Do: say, “I love MongoDB! I’ve been using it with Ruby for <some project> and I would love to work on it full time! I’m really interested in replication/sharding/geospatial/etc. stuff!” Keep in mind: you’re talking to startup employees. Working is our life (which sounds depressing, but we’re doing what we love). It’s annoying to have people apply who are looking for a job, any job, and obviously don’t give a crap what we do.
Startups tend to get romanticized (and I’m about to romanticize them out the wazoo), but working at one definitely isn’t for everyone. The salary isn’t as good, the job security is going to suck, it’s tons more work and investment than a “normal” company, and in all likelihood, after pouring your heart and soul into it for years, it’ll flop.
On the other hand, working at a startup is awesome.

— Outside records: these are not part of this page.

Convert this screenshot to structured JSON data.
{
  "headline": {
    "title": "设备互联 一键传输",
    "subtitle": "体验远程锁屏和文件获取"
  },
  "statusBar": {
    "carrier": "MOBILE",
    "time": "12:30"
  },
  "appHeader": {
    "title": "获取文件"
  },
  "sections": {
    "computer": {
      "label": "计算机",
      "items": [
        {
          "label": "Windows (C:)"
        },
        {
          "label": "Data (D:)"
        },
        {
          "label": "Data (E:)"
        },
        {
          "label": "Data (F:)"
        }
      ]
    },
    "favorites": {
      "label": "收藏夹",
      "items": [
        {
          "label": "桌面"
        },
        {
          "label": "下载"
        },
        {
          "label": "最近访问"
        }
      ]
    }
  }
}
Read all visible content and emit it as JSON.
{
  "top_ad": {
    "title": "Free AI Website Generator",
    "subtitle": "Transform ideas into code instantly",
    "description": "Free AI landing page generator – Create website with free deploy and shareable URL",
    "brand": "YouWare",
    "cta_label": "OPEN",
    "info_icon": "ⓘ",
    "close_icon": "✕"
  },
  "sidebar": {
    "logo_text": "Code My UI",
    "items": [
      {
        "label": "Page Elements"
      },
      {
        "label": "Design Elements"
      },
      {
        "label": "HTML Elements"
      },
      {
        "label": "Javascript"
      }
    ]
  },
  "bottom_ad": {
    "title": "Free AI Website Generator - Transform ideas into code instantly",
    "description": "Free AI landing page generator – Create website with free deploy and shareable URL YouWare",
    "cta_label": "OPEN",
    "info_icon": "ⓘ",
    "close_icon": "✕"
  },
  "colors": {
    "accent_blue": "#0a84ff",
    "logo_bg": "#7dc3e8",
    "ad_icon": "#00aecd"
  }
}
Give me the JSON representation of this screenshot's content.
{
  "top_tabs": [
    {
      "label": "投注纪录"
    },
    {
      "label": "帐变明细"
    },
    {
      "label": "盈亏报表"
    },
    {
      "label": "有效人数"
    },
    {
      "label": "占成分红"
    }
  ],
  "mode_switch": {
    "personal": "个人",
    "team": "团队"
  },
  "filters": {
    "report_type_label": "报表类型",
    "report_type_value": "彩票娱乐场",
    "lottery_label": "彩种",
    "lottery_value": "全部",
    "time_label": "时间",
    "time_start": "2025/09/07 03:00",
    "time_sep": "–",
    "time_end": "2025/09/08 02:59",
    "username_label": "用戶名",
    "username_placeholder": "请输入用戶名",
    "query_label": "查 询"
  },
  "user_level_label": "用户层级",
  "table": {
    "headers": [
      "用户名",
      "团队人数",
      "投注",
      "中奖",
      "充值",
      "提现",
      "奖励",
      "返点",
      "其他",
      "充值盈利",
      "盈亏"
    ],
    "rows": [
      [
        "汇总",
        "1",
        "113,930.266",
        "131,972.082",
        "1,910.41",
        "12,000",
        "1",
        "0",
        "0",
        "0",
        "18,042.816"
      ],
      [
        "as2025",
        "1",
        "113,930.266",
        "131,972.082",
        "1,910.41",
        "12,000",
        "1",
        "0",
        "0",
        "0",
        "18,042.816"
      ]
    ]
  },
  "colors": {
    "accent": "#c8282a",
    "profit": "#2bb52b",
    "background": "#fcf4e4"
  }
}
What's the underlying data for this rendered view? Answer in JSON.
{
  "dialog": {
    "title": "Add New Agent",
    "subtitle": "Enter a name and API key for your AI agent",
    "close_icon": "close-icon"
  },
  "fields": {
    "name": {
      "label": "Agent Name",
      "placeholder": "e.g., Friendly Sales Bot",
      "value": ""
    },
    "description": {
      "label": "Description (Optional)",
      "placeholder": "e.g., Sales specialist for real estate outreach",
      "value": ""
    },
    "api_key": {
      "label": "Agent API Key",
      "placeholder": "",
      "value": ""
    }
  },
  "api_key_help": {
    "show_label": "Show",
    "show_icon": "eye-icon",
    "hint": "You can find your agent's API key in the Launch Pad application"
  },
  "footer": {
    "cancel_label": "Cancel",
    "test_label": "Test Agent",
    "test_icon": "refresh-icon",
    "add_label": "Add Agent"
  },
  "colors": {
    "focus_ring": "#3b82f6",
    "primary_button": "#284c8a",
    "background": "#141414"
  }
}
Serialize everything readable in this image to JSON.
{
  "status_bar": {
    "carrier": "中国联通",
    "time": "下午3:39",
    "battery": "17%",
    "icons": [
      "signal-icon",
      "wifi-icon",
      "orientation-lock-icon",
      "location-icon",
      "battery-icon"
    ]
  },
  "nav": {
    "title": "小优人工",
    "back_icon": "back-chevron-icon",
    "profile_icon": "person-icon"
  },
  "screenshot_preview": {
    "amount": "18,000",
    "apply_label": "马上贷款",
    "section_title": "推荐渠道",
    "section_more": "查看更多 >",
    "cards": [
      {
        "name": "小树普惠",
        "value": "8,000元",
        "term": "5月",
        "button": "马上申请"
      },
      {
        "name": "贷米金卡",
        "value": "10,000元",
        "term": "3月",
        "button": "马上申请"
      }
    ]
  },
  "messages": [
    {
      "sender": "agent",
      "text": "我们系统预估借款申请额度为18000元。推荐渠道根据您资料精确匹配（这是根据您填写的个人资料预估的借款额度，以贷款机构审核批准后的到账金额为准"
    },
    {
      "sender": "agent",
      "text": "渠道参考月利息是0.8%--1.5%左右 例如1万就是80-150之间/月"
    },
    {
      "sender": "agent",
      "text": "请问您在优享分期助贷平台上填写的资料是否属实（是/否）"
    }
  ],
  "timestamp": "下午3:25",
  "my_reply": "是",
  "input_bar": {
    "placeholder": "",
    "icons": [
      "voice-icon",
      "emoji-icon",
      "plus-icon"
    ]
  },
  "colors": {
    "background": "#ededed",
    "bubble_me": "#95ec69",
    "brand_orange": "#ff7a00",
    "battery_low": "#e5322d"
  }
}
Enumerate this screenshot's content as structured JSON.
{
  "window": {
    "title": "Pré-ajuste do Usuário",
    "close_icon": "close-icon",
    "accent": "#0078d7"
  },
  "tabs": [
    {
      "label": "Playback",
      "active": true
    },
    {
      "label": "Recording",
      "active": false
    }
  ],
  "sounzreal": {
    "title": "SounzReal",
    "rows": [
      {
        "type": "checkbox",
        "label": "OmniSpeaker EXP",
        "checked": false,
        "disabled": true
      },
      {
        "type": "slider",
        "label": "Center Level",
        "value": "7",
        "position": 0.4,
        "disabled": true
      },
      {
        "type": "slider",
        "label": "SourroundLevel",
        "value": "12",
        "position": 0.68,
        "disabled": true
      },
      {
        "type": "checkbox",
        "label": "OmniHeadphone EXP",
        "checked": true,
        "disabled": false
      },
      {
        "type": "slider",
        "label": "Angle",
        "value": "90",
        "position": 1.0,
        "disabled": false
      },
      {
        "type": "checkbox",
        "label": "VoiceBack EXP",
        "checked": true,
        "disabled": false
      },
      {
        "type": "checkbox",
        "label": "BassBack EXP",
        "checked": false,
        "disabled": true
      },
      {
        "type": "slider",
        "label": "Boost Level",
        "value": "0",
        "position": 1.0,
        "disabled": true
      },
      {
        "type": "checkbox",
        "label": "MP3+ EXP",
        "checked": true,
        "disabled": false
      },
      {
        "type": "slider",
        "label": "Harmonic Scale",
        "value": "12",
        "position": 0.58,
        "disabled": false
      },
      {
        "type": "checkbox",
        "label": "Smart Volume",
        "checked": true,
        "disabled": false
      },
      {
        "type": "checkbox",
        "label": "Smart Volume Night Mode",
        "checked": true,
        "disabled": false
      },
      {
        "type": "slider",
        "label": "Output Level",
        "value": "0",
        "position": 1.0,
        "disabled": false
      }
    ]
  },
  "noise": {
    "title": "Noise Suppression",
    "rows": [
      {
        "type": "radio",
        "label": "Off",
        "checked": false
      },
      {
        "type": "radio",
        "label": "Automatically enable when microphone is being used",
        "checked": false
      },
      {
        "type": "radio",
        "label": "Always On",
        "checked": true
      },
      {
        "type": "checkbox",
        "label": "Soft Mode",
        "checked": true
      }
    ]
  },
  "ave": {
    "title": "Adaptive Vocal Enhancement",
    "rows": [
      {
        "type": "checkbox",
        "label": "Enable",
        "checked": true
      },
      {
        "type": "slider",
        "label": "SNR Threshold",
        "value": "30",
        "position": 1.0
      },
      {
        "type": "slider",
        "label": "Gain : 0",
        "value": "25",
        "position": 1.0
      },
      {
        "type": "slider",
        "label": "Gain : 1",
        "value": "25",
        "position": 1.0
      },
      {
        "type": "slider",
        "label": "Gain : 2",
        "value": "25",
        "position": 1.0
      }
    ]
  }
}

You get to do everything: I’ve done C socket programming and jQuery and everything in between. I’m two years out of school and manage release cycles and user communities. I’ve gotten to travel everywhere from Belgium to Brazil and written a book.
It’s a great match if you like being independent: not the Rambo-“don’t tie me down, baby”-independent, the “::snerk::, I like dinosaurs so I wrote a research paper on sauropods”-independent. You have to be willing to work hard under your own steam.
Don’t: have a boring resume.
Your resume should prove that we are fools if we don’t bring you in for an interview.
If yours doesn’t, think about what your dream job would look for on your resume. Open source development? Independent research? A penchant for robot design? Now go out and get that stuff on your resume.
Don’t use fluffy language, your resume is going to be read by programmers, not managers. “Did in-depth research to enable optimization of processes” is going to make us groan. “Made a genome-crunching aggregation script 50 times faster by researching how Java memory allocation works” is going to make us go “cool!” Have you done other optimization research? Do you like benchmarking? Do you know a lot about Java internals? Heck, tell us about the human genome.
Your interview is going to be a lot more fun for everyone involved (and much more likely to actually occur) if you make us think, “this person sounds really interesting, I want to talk to them.”
When I was in college I had no idea what I wanted to do, other than a vague idea of “solving interesting problems.” So, you don’t exactly have to be dedicated to the cause to get a job at a startup. Just express some enthusiasm for what they do, write a kick-ass resume, and the rest is up to your technical ability.
Oh, and by the way: if you’re looking for an awesome job, 10gen is recruiting!